Reception of the LSA’s laboratory, 2021. © Julijonas Urbonas and Isora x Lozuraityte Studio. Courtesy Lithuanian Space Agency

The Lithuanian Space Agency is representing Lithuania at the 17th International Architecture Exhibition in Venice. How is this project related to architecture?

This project is a crossover between speculative design and architecture. Here, architecture is not physically tangible but imagined instead. By considering architecture on a planetary scale, for instance, terraforming, we’re able to view earthly architecture differently.

This unique critical perspective defines architecture as a very earthbound discipline, with gravity as its main problem. That is why when somebody imagines suspended foundations and levitating buildings, very often the rest of the constructs stay earthbound or stuck to Earth.

This is why it is important to push architecture into more radical circumstances and consider the inversion of Vitruvius’ conceptual architecture. In other words: what would happen if architecturally humans gave up their long-held central position in favour of becoming a raw material? To become a building block for a new planet would allow us to not only talk about a particular formation of cosmic architecture but also about a specific monument to the human species. What if this reflects the human desire to put themselves into a central spot?

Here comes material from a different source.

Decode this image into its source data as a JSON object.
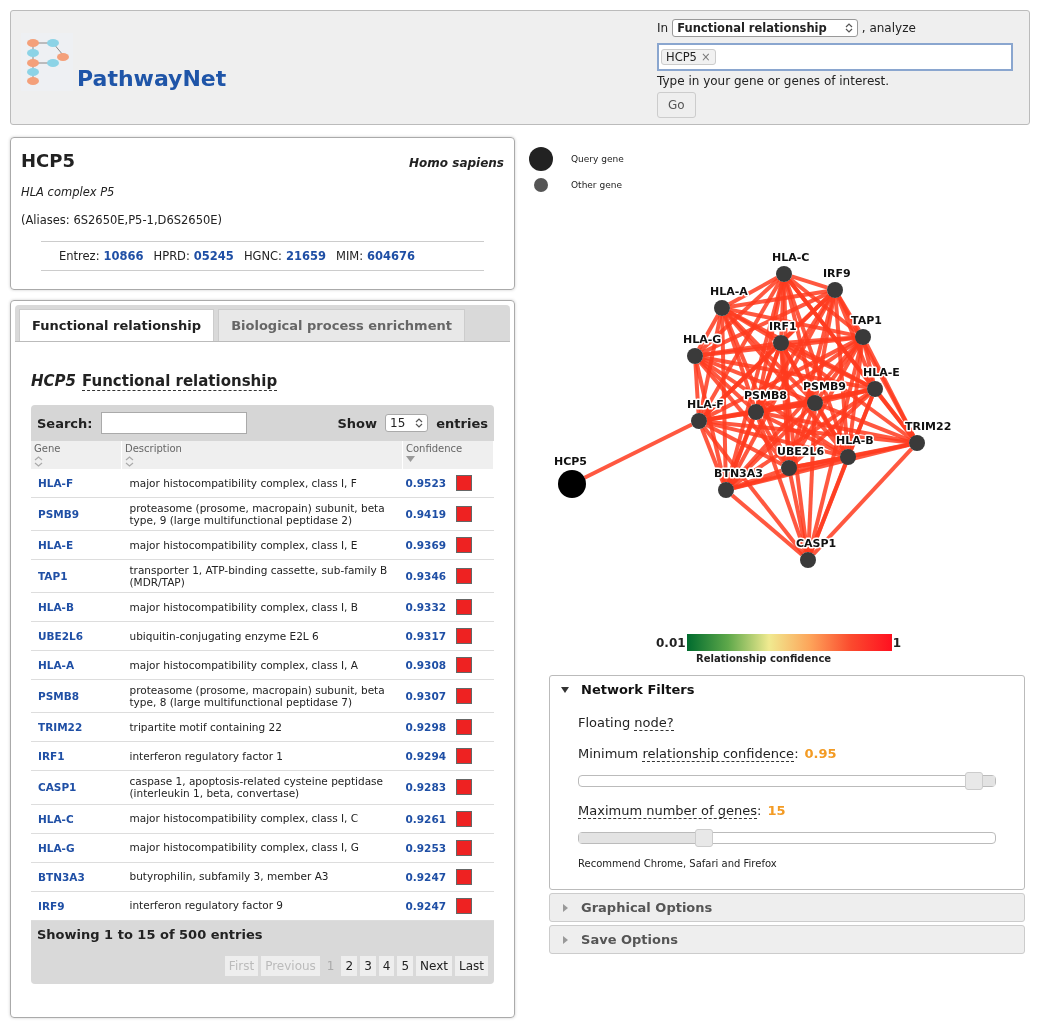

Does it mean that this project is focused on humanity rather than space?

It is about space being within us and not out there.

Deployable structures of the LSA’s laboratory, 2021. © Julijonas Urbonas and Vladas Suncovas. Courtesy Lithuanian Space Agency

What question does the LSA raise in response to the question of how can we live together?

The main topic of the 17th International Architecture Exhibition of La Biennale di Venezia How Will We Live Together? reflects in the project Planet of People in a variety of ways. Firstly, with Planet of People, the agency pushes the architectural imagination to its extremes and explores what it would actually take to realise this hypothetical artificial planet made up of human bodies. How many people do we need to form a sustainable architectural unit that we have never built before? How does that correspond to the notion of colonisation of other planets that already exist? Would this planet be considered as a space debris?

The project also raises questions about its potential sociopolitical implications. When humans are liberated from the constraints of Earth and simply become the building blocks of this new extra-terrestrial structure, what is the role of our earthly cultural and ethical notions? I would like to invite you to imagine and consider what would happen if we moved a huge number of people to radically different circumstances; if we strip them of all social, racial, cultural, sexual, political and economic constructs, and bring them together so that they stay in close proximity for a substantial amount of time. That would be the ultimate revision of human architecture. Planet of People is a kind of platform for the extraterrestrial imagination that allows to look at oneself from an alien perspective. Perhaps this angle could empower citizens to live and work together, regardless of any sociopolitical differences.

The LSA’s exhibition in Venice is curated by Jan Boelen, commissioned by Julija Reklaitė and organised by Rupert, Centre for Art and Education, and presented by the Lithuanian Council for Culture.

Title image: Julijonas Urbonas. Photo: Emilija Filipenkovaitė

Related articles